• **Work order**:
Reproduce the data below in full and to the letter, images excepted.

Start of Data extract

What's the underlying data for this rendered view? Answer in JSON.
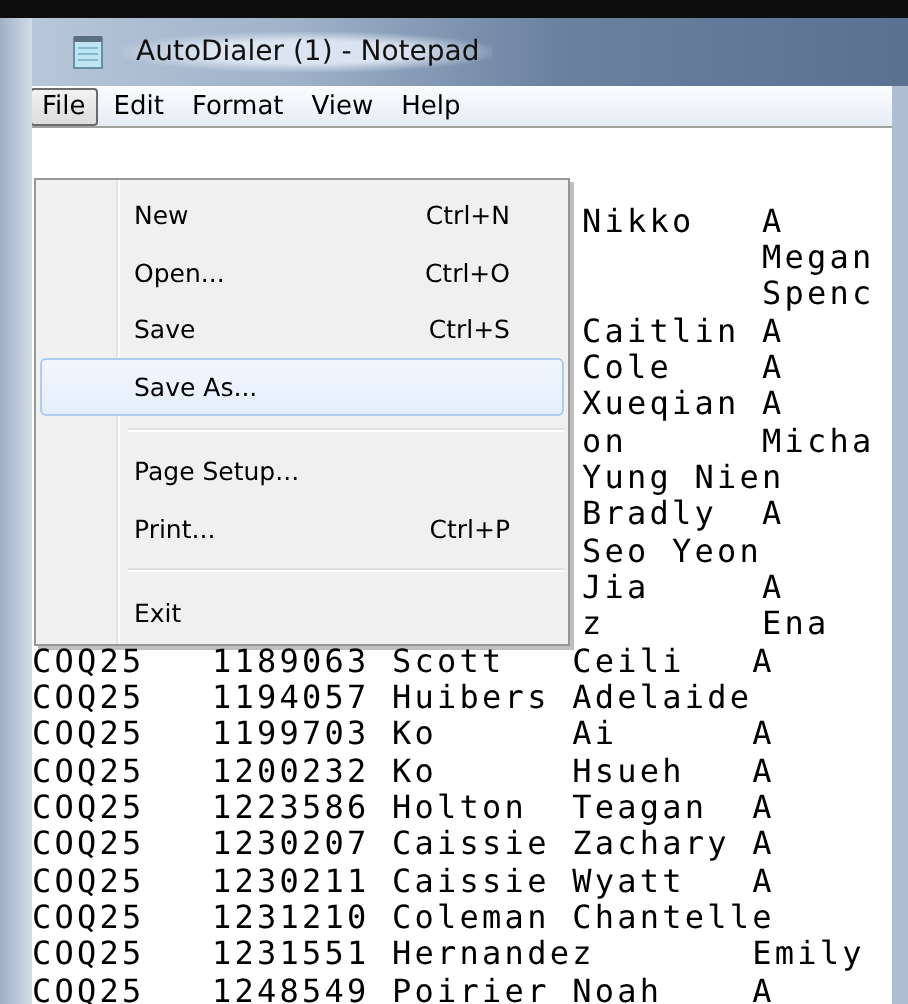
{
  "window": {
    "title": "AutoDialer (1) - Notepad"
  },
  "menubar": [
    {
      "label": "File",
      "selected": true
    },
    {
      "label": "Edit",
      "selected": false
    },
    {
      "label": "Format",
      "selected": false
    },
    {
      "label": "View",
      "selected": false
    },
    {
      "label": "Help",
      "selected": false
    }
  ],
  "menu": {
    "items": [
      {
        "kind": "item",
        "label": "New",
        "shortcut": "Ctrl+N",
        "selected": false
      },
      {
        "kind": "item",
        "label": "Open...",
        "shortcut": "Ctrl+O",
        "selected": false
      },
      {
        "kind": "item",
        "label": "Save",
        "shortcut": "Ctrl+S",
        "selected": false
      },
      {
        "kind": "item",
        "label": "Save As...",
        "selected": true
      },
      {
        "kind": "separator"
      },
      {
        "kind": "item",
        "label": "Page Setup...",
        "selected": false
      },
      {
        "kind": "item",
        "label": "Print...",
        "shortcut": "Ctrl+P",
        "selected": false
      },
      {
        "kind": "separator"
      },
      {
        "kind": "item",
        "label": "Exit",
        "selected": false
      }
    ]
  },
  "editor": {
    "lines": [
      {
        "kind": "tail",
        "text": "Nikko\tA"
      },
      {
        "kind": "tail",
        "text": "\tMegan"
      },
      {
        "kind": "tail",
        "text": "\tSpenc"
      },
      {
        "kind": "tail",
        "text": "Caitlin A"
      },
      {
        "kind": "tail",
        "text": "Cole\tA"
      },
      {
        "kind": "tail",
        "text": "Xueqian A"
      },
      {
        "kind": "tail",
        "text": "on\tMicha"
      },
      {
        "kind": "tail",
        "text": "Yung Nien"
      },
      {
        "kind": "tail",
        "text": "Bradly\tA"
      },
      {
        "kind": "tail",
        "text": "Seo Yeon"
      },
      {
        "kind": "tail",
        "text": "Jia\tA"
      },
      {
        "kind": "tail",
        "text": "z\tEna"
      },
      {
        "kind": "full",
        "text": "COQ25\t1189063\tScott\tCeili\tA"
      },
      {
        "kind": "full",
        "text": "COQ25\t1194057\tHuibers\tAdelaide"
      },
      {
        "kind": "full",
        "text": "COQ25\t1199703\tKo\tAi\tA"
      },
      {
        "kind": "full",
        "text": "COQ25\t1200232\tKo\tHsueh\tA"
      },
      {
        "kind": "full",
        "text": "COQ25\t1223586\tHolton\tTeagan\tA"
      },
      {
        "kind": "full",
        "text": "COQ25\t1230207\tCaissie\tZachary A"
      },
      {
        "kind": "full",
        "text": "COQ25\t1230211\tCaissie\tWyatt\tA"
      },
      {
        "kind": "full",
        "text": "COQ25\t1231210\tColeman\tChantelle"
      },
      {
        "kind": "full",
        "text": "COQ25\t1231551\tHernandez\tEmily"
      },
      {
        "kind": "full",
        "text": "COQ25\t1248549\tPoirier\tNoah\tA"
      }
    ]
  }
}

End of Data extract

• **Task solution**:
What's the underlying data for this rendered view? Answer in JSON.
{
  "window": {
    "title": "AutoDialer (1) - Notepad"
  },
  "menubar": [
    {
      "label": "File",
      "selected": true
    },
    {
      "label": "Edit",
      "selected": false
    },
    {
      "label": "Format",
      "selected": false
    },
    {
      "label": "View",
      "selected": false
    },
    {
      "label": "Help",
      "selected": false
    }
  ],
  "menu": {
    "items": [
      {
        "kind": "item",
        "label": "New",
        "shortcut": "Ctrl+N",
        "selected": false
      },
      {
        "kind": "item",
        "label": "Open...",
        "shortcut": "Ctrl+O",
        "selected": false
      },
      {
        "kind": "item",
        "label": "Save",
        "shortcut": "Ctrl+S",
        "selected": false
      },
      {
        "kind": "item",
        "label": "Save As...",
        "selected": true
      },
      {
        "kind": "separator"
      },
      {
        "kind": "item",
        "label": "Page Setup...",
        "selected": false
      },
      {
        "kind": "item",
        "label": "Print...",
        "shortcut": "Ctrl+P",
        "selected": false
      },
      {
        "kind": "separator"
      },
      {
        "kind": "item",
        "label": "Exit",
        "selected": false
      }
    ]
  },
  "editor": {
    "lines": [
      {
        "kind": "tail",
        "text": "Nikko\tA"
      },
      {
        "kind": "tail",
        "text": "\tMegan"
      },
      {
        "kind": "tail",
        "text": "\tSpenc"
      },
      {
        "kind": "tail",
        "text": "Caitlin A"
      },
      {
        "kind": "tail",
        "text": "Cole\tA"
      },
      {
        "kind": "tail",
        "text": "Xueqian A"
      },
      {
        "kind": "tail",
        "text": "on\tMicha"
      },
      {
        "kind": "tail",
        "text": "Yung Nien"
      },
      {
        "kind": "tail",
        "text": "Bradly\tA"
      },
      {
        "kind": "tail",
        "text": "Seo Yeon"
      },
      {
        "kind": "tail",
        "text": "Jia\tA"
      },
      {
        "kind": "tail",
        "text": "z\tEna"
      },
      {
        "kind": "full",
        "text": "COQ25\t1189063\tScott\tCeili\tA"
      },
      {
        "kind": "full",
        "text": "COQ25\t1194057\tHuibers\tAdelaide"
      },
      {
        "kind": "full",
        "text": "COQ25\t1199703\tKo\tAi\tA"
      },
      {
        "kind": "full",
        "text": "COQ25\t1200232\tKo\tHsueh\tA"
      },
      {
        "kind": "full",
        "text": "COQ25\t1223586\tHolton\tTeagan\tA"
      },
      {
        "kind": "full",
        "text": "COQ25\t1230207\tCaissie\tZachary A"
      },
      {
        "kind": "full",
        "text": "COQ25\t1230211\tCaissie\tWyatt\tA"
      },
      {
        "kind": "full",
        "text": "COQ25\t1231210\tColeman\tChantelle"
      },
      {
        "kind": "full",
        "text": "COQ25\t1231551\tHernandez\tEmily"
      },
      {
        "kind": "full",
        "text": "COQ25\t1248549\tPoirier\tNoah\tA"
      }
    ]
  }
}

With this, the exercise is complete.